Tuesday, January 3, 2012

This year: more quiet, less Facebook

On this third day of 2012, I am pondering the concept of peace and quiet. Peace, being the calm, reflective, tranquil state that has not been a part of my life as of late. Quiet, being the absence of chatter and the soft, undisturbed, inaudible silence that has not been a part of my life since I became a parent.

I am hoping, praying, seeking… more peace and quiet this year. And that will mean resistance against what has become second nature—what I became really good at in 2011: connecting, networking, living plugged in and “on the grid.

This means less time on the computer, which means less time posting and reading posts on Facebook, less time streaming movies on Netflix, less time watching mindless videos on YouTube, and less time constantly checking emails.

My wake-up call came on New Year’s Eve. We had just returned from the ER, where the doc popped our daughter’s dislocated elbow back into place. It wasn’t how I imagined spending our New Year’s (my version included homemade chili bubbling on the stove, the last run of Christmas music, and a nice, quiet countdown just before midnight), yet I was thankful it was the four of us, together, in the hospital.

In a reflective state of mind when we got home, I did the first thing I always do when I’m in that kind of mood: posted on Facebook. “How the Salaffs spent New Year’s Eve,” I wrote. “In the ER, getting Izzy’s dislocated elbow popped back into place.” I wanted to chronicle our adventures, which is largely what I use Facebook for. It’s a kind of virtual Salaff family “scrapbook” of exciting events, missteps, musings, and announcements. It’s my way of communicating with the world.

My husband, on the other hand, doesn’t see it that way.
Husband: You posted about that on Facebook?
Me: Yeah. Are you upset that I did that?
Husband: No, I’m not upset. It’s that now it won’t be just our family’s special memory.
Me: (Pause)
“Dammit,” I thought to myself. “He’s right.”

One thing I love about my husband (and there are a million things) is his proclivity for non-disclosure. As an intensely private person, he enjoys freedom from the attention of others. He’s not the kind of person who craves the spotlight. He doesn’t feel the need to monopolize the verbal landscape. He’s not someone who says, “HERE I AM! NOTICE ME! LOVE ME! LISTEN TO ME! FEED ME!” For him, rhetoric is not the measure of wisdom. For him, true wisdom comes from quieting your soul.
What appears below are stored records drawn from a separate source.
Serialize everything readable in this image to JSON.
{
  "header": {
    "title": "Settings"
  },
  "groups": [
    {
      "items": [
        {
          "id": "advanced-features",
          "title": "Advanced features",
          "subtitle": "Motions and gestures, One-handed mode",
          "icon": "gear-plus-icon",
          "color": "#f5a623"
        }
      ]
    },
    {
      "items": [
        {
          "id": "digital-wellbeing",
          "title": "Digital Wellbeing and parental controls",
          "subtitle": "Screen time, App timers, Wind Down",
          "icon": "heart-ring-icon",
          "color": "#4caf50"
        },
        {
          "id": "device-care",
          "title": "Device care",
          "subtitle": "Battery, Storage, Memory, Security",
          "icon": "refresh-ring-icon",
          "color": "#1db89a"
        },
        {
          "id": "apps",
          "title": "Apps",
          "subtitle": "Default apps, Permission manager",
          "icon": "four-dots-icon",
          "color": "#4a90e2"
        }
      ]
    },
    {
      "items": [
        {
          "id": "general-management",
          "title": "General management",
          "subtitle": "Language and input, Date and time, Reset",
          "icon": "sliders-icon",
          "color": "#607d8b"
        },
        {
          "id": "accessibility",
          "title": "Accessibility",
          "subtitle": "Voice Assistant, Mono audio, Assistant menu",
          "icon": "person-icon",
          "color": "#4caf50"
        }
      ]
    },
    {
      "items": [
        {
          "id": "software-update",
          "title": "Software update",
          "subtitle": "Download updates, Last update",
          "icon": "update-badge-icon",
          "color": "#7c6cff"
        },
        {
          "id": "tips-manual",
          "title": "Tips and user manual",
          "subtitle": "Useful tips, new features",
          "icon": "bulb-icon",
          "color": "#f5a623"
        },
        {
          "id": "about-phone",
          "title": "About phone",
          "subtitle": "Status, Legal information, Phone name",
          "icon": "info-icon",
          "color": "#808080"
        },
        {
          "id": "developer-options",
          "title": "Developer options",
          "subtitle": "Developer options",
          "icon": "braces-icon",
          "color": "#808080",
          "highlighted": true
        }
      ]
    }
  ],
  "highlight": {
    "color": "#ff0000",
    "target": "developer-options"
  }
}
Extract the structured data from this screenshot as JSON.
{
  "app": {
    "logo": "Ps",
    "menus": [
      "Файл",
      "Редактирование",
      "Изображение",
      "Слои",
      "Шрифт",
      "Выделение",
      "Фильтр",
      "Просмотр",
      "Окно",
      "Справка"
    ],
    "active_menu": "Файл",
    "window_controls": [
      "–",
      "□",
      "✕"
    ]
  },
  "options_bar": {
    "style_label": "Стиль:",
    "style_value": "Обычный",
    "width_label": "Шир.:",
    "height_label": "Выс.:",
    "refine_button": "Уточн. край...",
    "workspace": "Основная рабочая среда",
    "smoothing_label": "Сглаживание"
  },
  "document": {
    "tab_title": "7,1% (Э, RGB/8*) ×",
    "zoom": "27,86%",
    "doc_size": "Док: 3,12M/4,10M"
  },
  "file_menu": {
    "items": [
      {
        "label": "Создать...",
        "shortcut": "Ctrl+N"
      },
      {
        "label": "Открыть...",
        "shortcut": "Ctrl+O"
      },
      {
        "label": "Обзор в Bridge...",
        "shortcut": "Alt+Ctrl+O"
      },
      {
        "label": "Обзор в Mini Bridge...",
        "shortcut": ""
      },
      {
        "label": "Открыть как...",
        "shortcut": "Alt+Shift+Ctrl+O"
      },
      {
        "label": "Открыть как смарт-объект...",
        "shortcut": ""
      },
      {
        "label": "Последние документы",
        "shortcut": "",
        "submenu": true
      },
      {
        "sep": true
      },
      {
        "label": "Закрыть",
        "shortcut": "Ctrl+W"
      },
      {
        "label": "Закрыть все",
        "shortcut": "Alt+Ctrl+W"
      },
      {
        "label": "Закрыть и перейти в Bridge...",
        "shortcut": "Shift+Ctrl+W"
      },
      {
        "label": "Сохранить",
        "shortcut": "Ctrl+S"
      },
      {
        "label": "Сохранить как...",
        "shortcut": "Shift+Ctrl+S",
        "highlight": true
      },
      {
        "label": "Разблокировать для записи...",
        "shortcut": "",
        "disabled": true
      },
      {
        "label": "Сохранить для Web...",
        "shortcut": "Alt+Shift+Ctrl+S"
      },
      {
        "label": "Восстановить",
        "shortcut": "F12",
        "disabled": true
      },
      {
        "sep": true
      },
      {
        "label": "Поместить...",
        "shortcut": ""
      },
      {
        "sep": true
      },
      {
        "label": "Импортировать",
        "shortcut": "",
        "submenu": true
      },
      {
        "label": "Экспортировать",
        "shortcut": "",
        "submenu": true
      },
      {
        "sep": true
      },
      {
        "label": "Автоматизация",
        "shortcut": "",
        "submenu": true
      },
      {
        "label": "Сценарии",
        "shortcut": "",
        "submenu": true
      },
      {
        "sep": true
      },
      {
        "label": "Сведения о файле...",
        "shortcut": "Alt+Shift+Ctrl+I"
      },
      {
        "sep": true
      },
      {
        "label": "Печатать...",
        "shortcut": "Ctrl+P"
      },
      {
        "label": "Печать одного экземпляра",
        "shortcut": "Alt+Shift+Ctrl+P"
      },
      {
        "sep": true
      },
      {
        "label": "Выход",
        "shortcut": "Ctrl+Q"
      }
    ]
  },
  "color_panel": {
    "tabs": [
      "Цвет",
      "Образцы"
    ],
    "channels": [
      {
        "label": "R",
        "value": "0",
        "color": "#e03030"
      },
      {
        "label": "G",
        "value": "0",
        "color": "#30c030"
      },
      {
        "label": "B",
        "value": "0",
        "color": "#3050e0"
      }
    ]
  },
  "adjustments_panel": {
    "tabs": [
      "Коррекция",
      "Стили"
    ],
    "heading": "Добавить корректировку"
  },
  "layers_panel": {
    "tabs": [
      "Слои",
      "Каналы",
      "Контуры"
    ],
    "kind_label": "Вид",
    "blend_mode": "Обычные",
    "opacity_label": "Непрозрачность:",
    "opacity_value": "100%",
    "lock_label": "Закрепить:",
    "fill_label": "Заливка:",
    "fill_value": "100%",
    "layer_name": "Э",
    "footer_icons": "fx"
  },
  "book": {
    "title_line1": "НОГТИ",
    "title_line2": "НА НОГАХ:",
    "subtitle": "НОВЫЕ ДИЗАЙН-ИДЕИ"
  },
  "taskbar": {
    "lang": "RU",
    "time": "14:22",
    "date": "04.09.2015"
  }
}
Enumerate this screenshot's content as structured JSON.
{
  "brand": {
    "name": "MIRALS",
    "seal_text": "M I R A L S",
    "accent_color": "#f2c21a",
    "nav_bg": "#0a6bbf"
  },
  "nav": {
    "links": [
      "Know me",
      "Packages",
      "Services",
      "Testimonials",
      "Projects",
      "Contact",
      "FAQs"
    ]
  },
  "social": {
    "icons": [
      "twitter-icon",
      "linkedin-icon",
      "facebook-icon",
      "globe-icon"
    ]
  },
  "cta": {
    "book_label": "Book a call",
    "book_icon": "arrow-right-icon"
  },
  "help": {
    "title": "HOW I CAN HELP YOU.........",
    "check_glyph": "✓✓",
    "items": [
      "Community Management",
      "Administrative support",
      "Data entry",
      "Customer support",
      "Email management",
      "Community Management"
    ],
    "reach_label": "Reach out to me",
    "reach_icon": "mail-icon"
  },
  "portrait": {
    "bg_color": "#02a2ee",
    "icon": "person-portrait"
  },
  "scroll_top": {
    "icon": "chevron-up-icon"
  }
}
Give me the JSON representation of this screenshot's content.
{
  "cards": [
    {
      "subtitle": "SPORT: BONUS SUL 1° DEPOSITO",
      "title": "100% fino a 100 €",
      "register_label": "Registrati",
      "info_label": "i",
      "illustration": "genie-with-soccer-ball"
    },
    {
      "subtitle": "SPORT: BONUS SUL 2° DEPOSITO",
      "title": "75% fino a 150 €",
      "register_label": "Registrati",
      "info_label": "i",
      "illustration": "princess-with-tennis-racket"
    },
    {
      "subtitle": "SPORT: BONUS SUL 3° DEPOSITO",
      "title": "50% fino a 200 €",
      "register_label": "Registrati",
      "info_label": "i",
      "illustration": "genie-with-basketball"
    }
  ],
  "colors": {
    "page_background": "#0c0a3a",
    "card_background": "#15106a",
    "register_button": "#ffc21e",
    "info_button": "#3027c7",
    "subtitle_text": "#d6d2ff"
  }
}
In this day and age of over-sharing and over-stimulation, his perspective is quite refreshing. It’s what makes him a great listener, a great observer, and a great joke teller. It’s also why it was like pulling teeth to get him to create his own Facebook page. “Why do people need to know what I’m doing at every minute of the day?” he once asked when I bugged him to sign up.

One of my favorite comments: “I don’t have time to farm a Facebook page.” It’s true. It takes a lot of time and energy to keep it up. Between updating daily posts, keeping your profile pic fresh, uploading Christmas/vacation/kids/pets/landscape/food photos and letting everyone know what restaurant/cafĂ©/movie theater/airport/hotel you’re at, it’s no wonder time slips through your fingers.

So, back to the New Year’s Eve post. My husband’s comment had larger implications. I started asking myself the bigger questions: Why do I post? What purpose does it serve? Has my existence been whittled down to, “I post, therefore I am?”

Although I don’t regret letting the world know about Izzy’s elbow (there were a lot of well wishers offering their thoughts and prayers; for this I am thankful), I am re-evaluating my relationship with the Internet, social networks, email, text messages, and even my iPhone.

Finding time to sit and think means a conscious effort to unplug. That doesn’t mean cutting myself off from the world, but being more intentional about finding quiet time for my mind and my soul. Half a century ago, Marshall McLuhan warned, “When things come at you really fast, naturally you lose touch with yourself.”

2012 is the year to unplug. It’s the year to get back in touch with myself.